V. S. Naipaul lived here briefly in 1969; it was here he began In a Free State. For him, Victoria was “an old-fashioned civil place . . . a perfect setting for work,” with a “good second-hand bookshop.” In the evenings he walked along the sea, where he noted a cove filled with “mysterious” fir logs tossed and smoothed by the sea. One must wonder at Naipaul’s sense of mystery—surely he had read Hemingway’s short story “The Doctor and the Doctor’s Wife”? As in that story, the logs on Victoria’s shingle had escaped from a log boom, pushed from the Strait of Georgia to that spot of coast by machinations of water. The coast is dominated by riptides and westerlies, and the surge of water in the Salish Sea clutters the beach with flotsam and jetsam—driftwood, errant buoys, and kelp bulbs, looking like stems of blown glass.
Victoria has been home to some of Canada’s most eminent and prize-adorned writers, among them Carol Shields, P. K. Page, Esi Edugyan, and Alice Munro. Before she was a published author, Munro sold other people’s books—Munro’s Books, opened in 1963, is enshrined in the annals of Can-lit. In her short story “Chance,” Munro writes that “few people, very few, have a treasure, and if you do you must hang onto it. You must not let yourself be waylaid, and have it taken from you.” Kipling knew it; Carr knew it; Munro, Page, and Naipaul knew it. Time spent in Victoria is like that; a treasure not to be wished away.
The good bookshops Naipaul noted still endure. Munro’s and Russell Books carry new stock. If you want old or rare, look to Bastian Books, James Bay Coffee & Books, and William Matthews, Bookseller.

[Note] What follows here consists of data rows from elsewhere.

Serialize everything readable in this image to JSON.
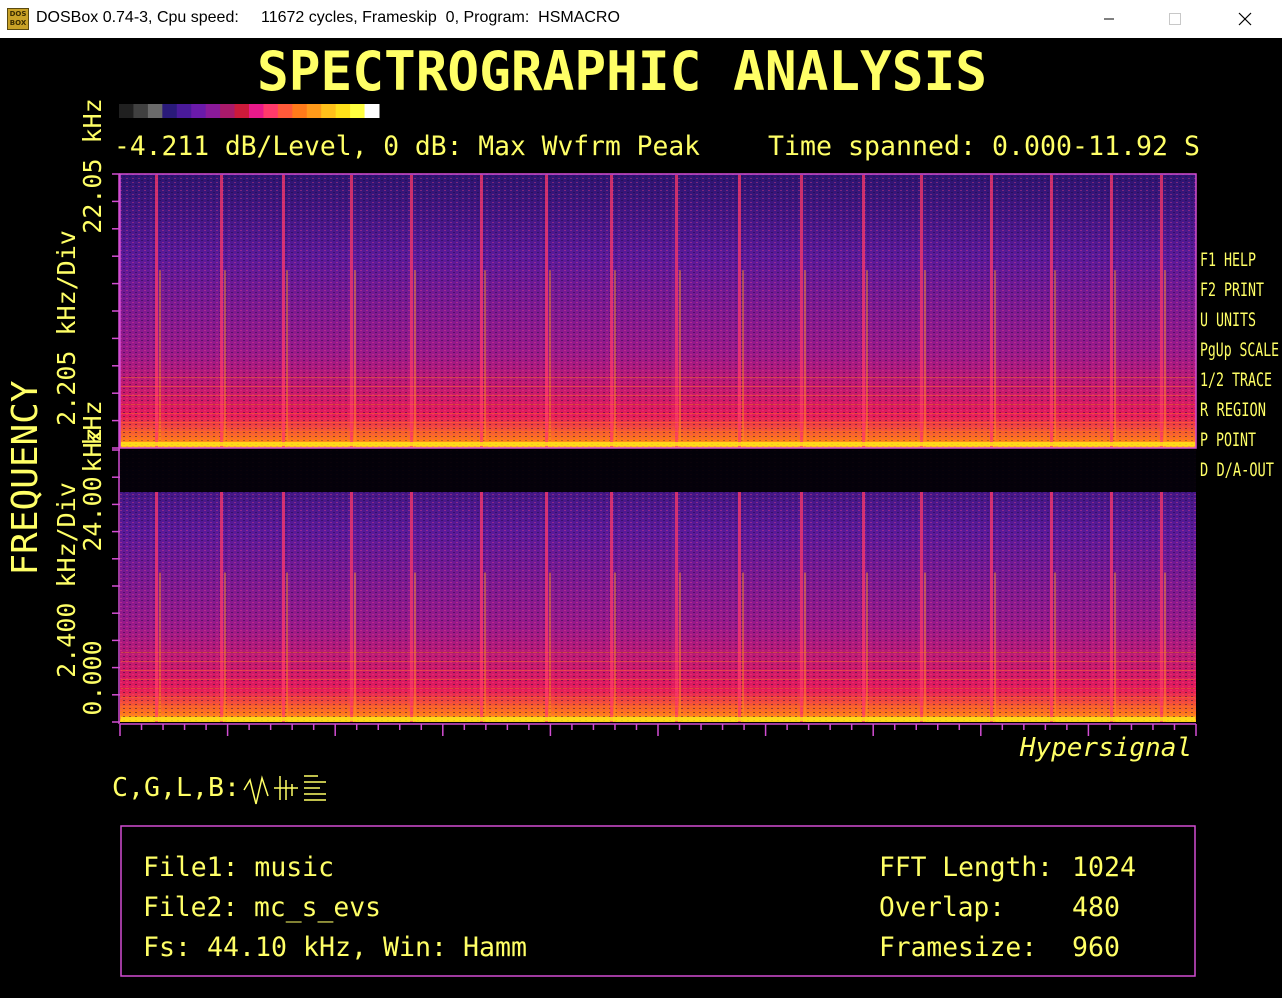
{
  "window": {
    "title": "DOSBox 0.74-3, Cpu speed:     11672 cycles, Frameskip  0, Program:  HSMACRO",
    "icon": "dosbox-icon",
    "icon_text": "DOS BOX"
  },
  "screen": {
    "title": "SPECTROGRAPHIC ANALYSIS",
    "level_info": "-4.211 dB/Level, 0 dB: Max Wvfrm Peak",
    "time_spanned": "Time spanned: 0.000-11.92 S",
    "y_axis_label": "FREQUENCY",
    "top_axis": {
      "scale": "2.205 kHz/Div",
      "top_value": "22.05 kHz",
      "bottom_value": "kHz"
    },
    "bottom_axis": {
      "scale": "2.400 kHz/Div",
      "top_value": "24.00",
      "bottom_value": "0.000",
      "bottom_unit": "kHz"
    },
    "menu": [
      "F1 HELP",
      "F2 PRINT",
      "U UNITS",
      "PgUp SCALE",
      "1/2 TRACE",
      "R REGION",
      "P POINT",
      "D D/A-OUT"
    ],
    "brand": "Hypersignal",
    "mode_label": "C,G,L,B:",
    "mode_icons": [
      "waveform-icon",
      "spectrum-icon",
      "list-icon"
    ],
    "info": {
      "file1": "File1: music",
      "file2": "File2: mc_s_evs",
      "fs": "Fs: 44.10 kHz, Win: Hamm",
      "fft_label": "FFT Length:",
      "fft_value": "1024",
      "overlap_label": "Overlap:",
      "overlap_value": "480",
      "framesize_label": "Framesize:",
      "framesize_value": "960"
    },
    "colors": {
      "text": "#ffff66",
      "frame": "#d24dd2",
      "window_bg": "#ffffff",
      "screen_bg": "#000000"
    },
    "palette": [
      "#202020",
      "#404040",
      "#6a6a6a",
      "#2a1a7a",
      "#4a1a9a",
      "#6a1aaa",
      "#8a1a9a",
      "#aa1a6a",
      "#cc1a3a",
      "#e81a8a",
      "#ff3a6a",
      "#ff5a3a",
      "#ff7a1a",
      "#ff9a1a",
      "#ffc01a",
      "#ffe01a",
      "#ffff40",
      "#ffffff"
    ]
  }
}
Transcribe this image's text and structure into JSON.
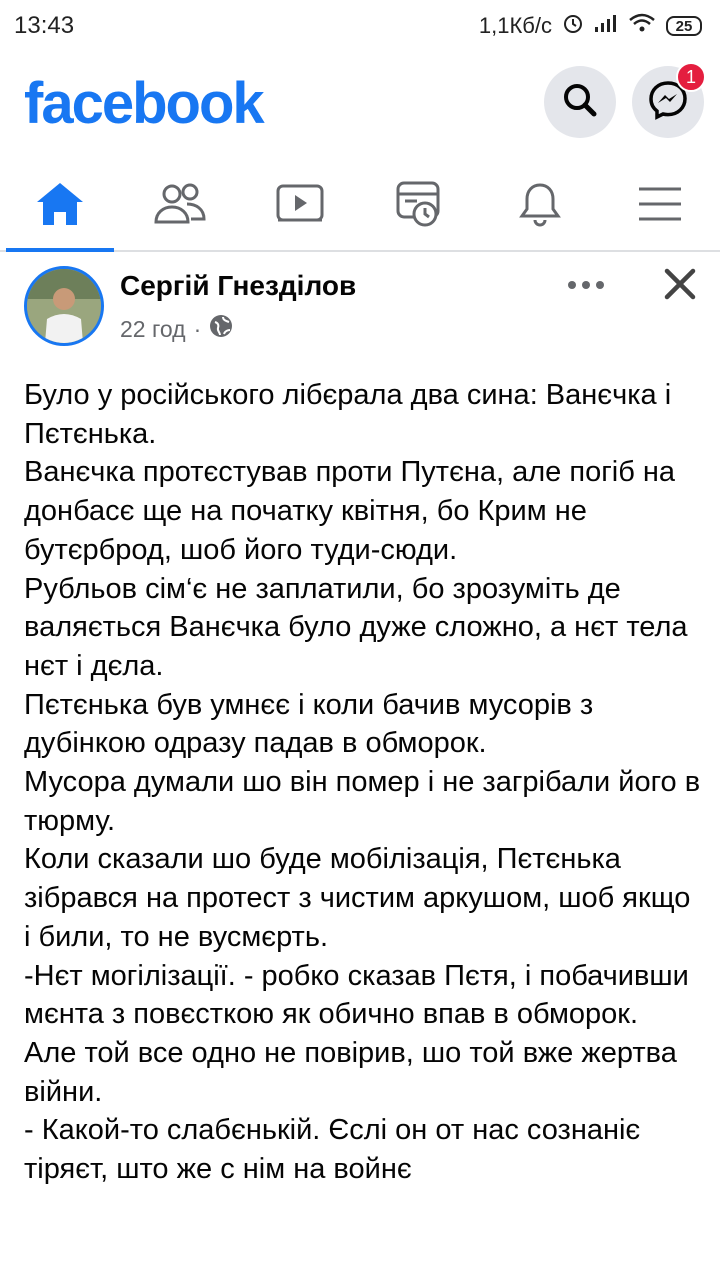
{
  "status_bar": {
    "time": "13:43",
    "network_speed": "1,1Кб/с",
    "battery": "25"
  },
  "header": {
    "logo": "facebook",
    "search_icon": "search-icon",
    "messenger_icon": "messenger-icon",
    "messenger_badge": "1"
  },
  "tabs": [
    {
      "icon": "home-icon",
      "active": true
    },
    {
      "icon": "friends-icon",
      "active": false
    },
    {
      "icon": "watch-icon",
      "active": false
    },
    {
      "icon": "news-icon",
      "active": false
    },
    {
      "icon": "bell-icon",
      "active": false
    },
    {
      "icon": "menu-icon",
      "active": false
    }
  ],
  "post": {
    "author": "Сергій Гнезділов",
    "time": "22 год",
    "separator": "·",
    "privacy_icon": "globe-icon",
    "lines": [
      "Було у російського лібєрала два сина: Ванєчка і Пєтєнька.",
      "Ванєчка протєстував проти Путєна, але погіб на донбасє ще на початку квітня, бо Крим не бутєрброд, шоб його туди-сюди.",
      "Рубльов сім‘є не заплатили, бо зрозуміть де валяється Ванєчка було дуже сложно, а нєт тела нєт і дєла.",
      "Пєтєнька був умнєє і коли бачив мусорів з дубінкою одразу падав в обморок.",
      "Мусора думали шо він помер і не загрібали його в тюрму.",
      "Коли сказали шо буде мобілізація, Пєтєнька зібрався на протест з чистим аркушом, шоб якщо і били, то не вусмєрть.",
      "-Нєт могілізації. - робко сказав Пєтя, і побачивши мєнта з повєсткою як обично впав в обморок.",
      "Але той все одно не повірив, шо той вже жертва війни.",
      "- Какой-то слабєнькій. Єслі он от нас сознаніє тіряєт, што же с нім на войнє"
    ]
  }
}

Books to Read in Butchart Gardens
The Invention of the World
McClelland & Stewart
Mistakes to Run With
P. K. Page
You Are Here
Douglas & McIntyre